The final Monthly Service for the year 2000 was performed on December 26 in the Main Sanctuary of Tenrikyo Church Headquarters. The Service commenced with the Shinbashira’s prayer, in which he stated: “We designated this year as a ‘year for implementation’ and thus joined together in making a decisive effort to sprinkle the fragrance of the teachings and expand our salvation activities.” Citing the Women’s Association’s 90th anniversary and Tenri Seminary’s 100th anniversary as major events observed during the outgoing year, the Shinbashira said that we had taken advantage of these occasions to return our thoughts to the origin as well as to pledge that we would take action and make progress with renewed minds. “On the other hand,” continued the Shinbashira, “this year was also a year in which we received stern guidance through the unexpected incident involving the Kanrodai on June 26. Reawakened to Your deep parental love that hastens for our spiritual growth and reflecting deeply on the way we had been conducting ourselves, we replaced the Kanrodai in July and solidified our commitment to respond to Your intention.” To close the prayer, the Shinbashira expressed our resolution for the new year, saying: “All of us, head ministers and Yoboku alike, reflected upon the steps we took during this year, and we are now fully prepared to meet the new year by radiating the light of sincerity with added intensity so that the decisive action we take will bring sure progress.”
The Home of the Parent was exceptionally cold from early morning on that day, with the minimum temperature reaching as low as 0.7°C. Despite the chilly winds sweeping through the precincts, the followers who had assembled from all parts of Japan as well as from overseas enthusiastically joined together in singing the songs that accompany the performance of the Kagura and the Dance with Hand Movements.
The sermon was then delivered by Honbu-in Yoshitaro Ueda, who began by reminding the congregation why the year 2000 had been designated as a “year for implementation.” He explained that, in 1998, the Shinbashira had announced Instruction One and, in the following year, 1999, the “District Lectures for Yoboku: Action and Progress” had been held to impart the spirit of that Instruction to each and every Yoboku. Consequently, he said, the year 2000 had been designated as a year to implement the spirit of Instruction One, which we had all taken to heart during the previous year.
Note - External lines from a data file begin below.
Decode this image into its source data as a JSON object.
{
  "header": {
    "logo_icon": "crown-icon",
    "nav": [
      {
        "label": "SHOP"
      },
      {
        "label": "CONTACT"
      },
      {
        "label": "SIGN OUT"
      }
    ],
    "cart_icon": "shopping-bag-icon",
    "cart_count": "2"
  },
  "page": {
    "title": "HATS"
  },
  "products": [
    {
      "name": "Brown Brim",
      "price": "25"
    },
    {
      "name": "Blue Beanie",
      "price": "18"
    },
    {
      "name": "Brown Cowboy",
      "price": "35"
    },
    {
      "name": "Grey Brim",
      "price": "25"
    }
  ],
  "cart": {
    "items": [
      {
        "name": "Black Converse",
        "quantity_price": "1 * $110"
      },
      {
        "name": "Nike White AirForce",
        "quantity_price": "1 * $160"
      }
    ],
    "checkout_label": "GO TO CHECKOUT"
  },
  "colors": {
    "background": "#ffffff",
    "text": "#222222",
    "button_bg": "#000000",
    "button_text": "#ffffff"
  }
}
To explain what the spirit of Instruction One is, Rev. Ueda said: “The true intention in founding this Teaching is to save all people in the world without exception, and what is thus expected of everyone who has taken that intention to heart is, first and foremost, to attain the ‘mind to save others’ and to implement ‘actions to save others.’ ” He added: “In the latter part of Instruction One, we are strongly urged to take courage in conveying God’s intention to people in the world, where the growing tendency to think that ‘all is well if the present is well for oneself alone’ has left people with no dependable guide.”
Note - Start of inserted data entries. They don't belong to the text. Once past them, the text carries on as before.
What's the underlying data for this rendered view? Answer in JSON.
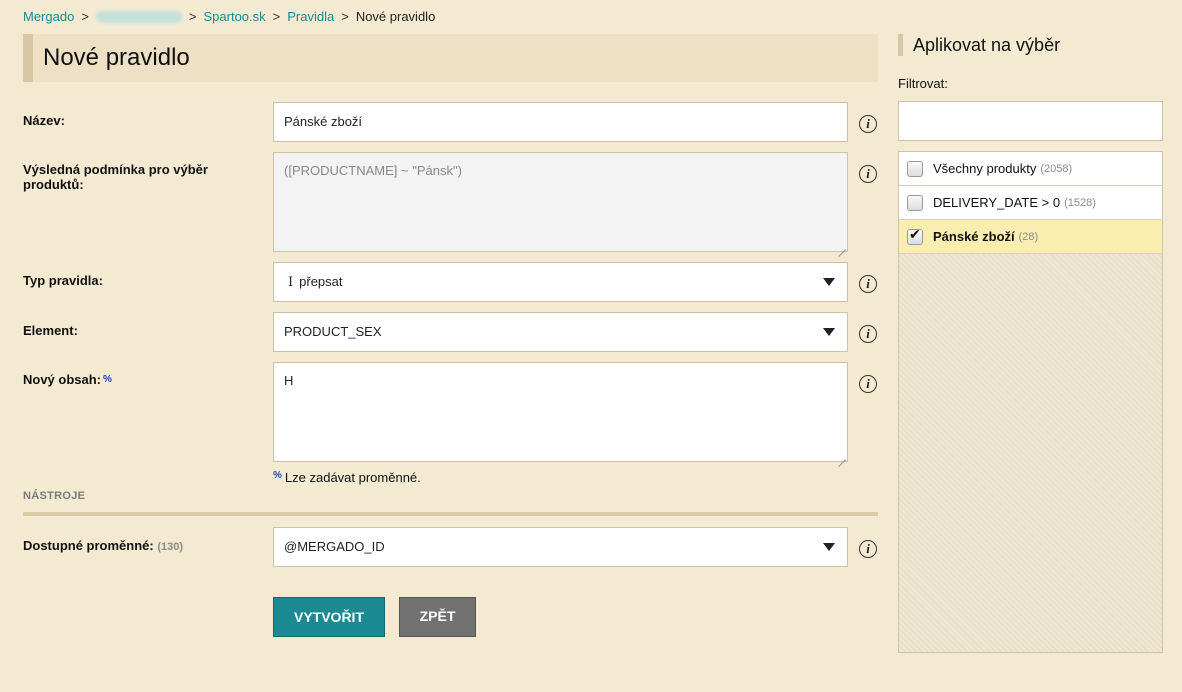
{
  "breadcrumb": {
    "items": [
      "Mergado",
      "Spartoo.sk",
      "Pravidla"
    ],
    "current": "Nové pravidlo",
    "separator": ">"
  },
  "page_title": "Nové pravidlo",
  "form": {
    "name_label": "Název:",
    "name_value": "Pánské zboží",
    "condition_label": "Výsledná podmínka pro výběr produktů:",
    "condition_value": "([PRODUCTNAME] ~ \"Pánsk\")",
    "rule_type_label": "Typ pravidla:",
    "rule_type_value": "přepsat",
    "element_label": "Element:",
    "element_value": "PRODUCT_SEX",
    "new_content_label": "Nový obsah:",
    "new_content_value": "H",
    "percent_marker": "%",
    "variables_hint": "Lze zadávat proměnné.",
    "tools_section": "NÁSTROJE",
    "variables_label": "Dostupné proměnné:",
    "variables_count": "(130)",
    "variables_value": "@MERGADO_ID",
    "info_glyph": "i"
  },
  "buttons": {
    "create": "VYTVOŘIT",
    "back": "ZPĚT"
  },
  "sidebar": {
    "title": "Aplikovat na výběr",
    "filter_label": "Filtrovat:",
    "filter_value": "",
    "items": [
      {
        "label": "Všechny produkty",
        "count": "(2058)",
        "checked": false
      },
      {
        "label": "DELIVERY_DATE > 0",
        "count": "(1528)",
        "checked": false
      },
      {
        "label": "Pánské zboží",
        "count": "(28)",
        "checked": true
      }
    ]
  },
  "colors": {
    "background": "#f4ead2",
    "link": "#1a8a94",
    "primary_button": "#1b8a93",
    "secondary_button": "#727272",
    "selected_row": "#faedb0"
  }
}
Next, Rev. Ueda examined the meaning of the terms “saving others” and “being saved.” “In this path,” he said, “saving others is not simply a matter of delivering people from external or physical circumstances that are undesirable or that bring them anxiety and suffering. Such tangible forms of salvation only serve as catalysts for releasing people from undesirable states of mind or other intangible circumstances that are undesirable, such as forces of causality that have been transmitted through generations or from previous lives.” He went on to explain that, according to the teachings of Tenrikyo, “saving others” is ultimately focused not so much on releasing people from an undesirable state as on guiding people toward a desirable mind state. “A desirable state of mind,” he continued, “is one that exhibits qualities of kindness, moderation, humility, generosity, and the like. Foremost among such desirable states of mind is the ‘mind to save others.’ Consequently, any effort to guide people to attain the ‘mind to save others’ is genuinely an act that results in salvation. To be able to accomplish this requires us to settle the truth of the teachings in our own heart.”
Continuing with this line of thought, Rev. Ueda pointed out: “If we ponder over the miracles of salvation, we will realize that even the most miraculous healing amounts to no more than restoring the body to its previous, natural condition. I mean, it is not as if one is suddenly going to fly. Understanding this is important, because it gives us a profound appreciation for the complete and perfect providence that we are normally blessed with and enables us to live each day of our lives with gratitude and joy.” Rev. Ueda closed his sermon by saying: “In order to bring ourselves into accord with God’s intention, let us fully rejoice over the providence we receive day after day and give expression to that joy by devoting ourselves to saving others.”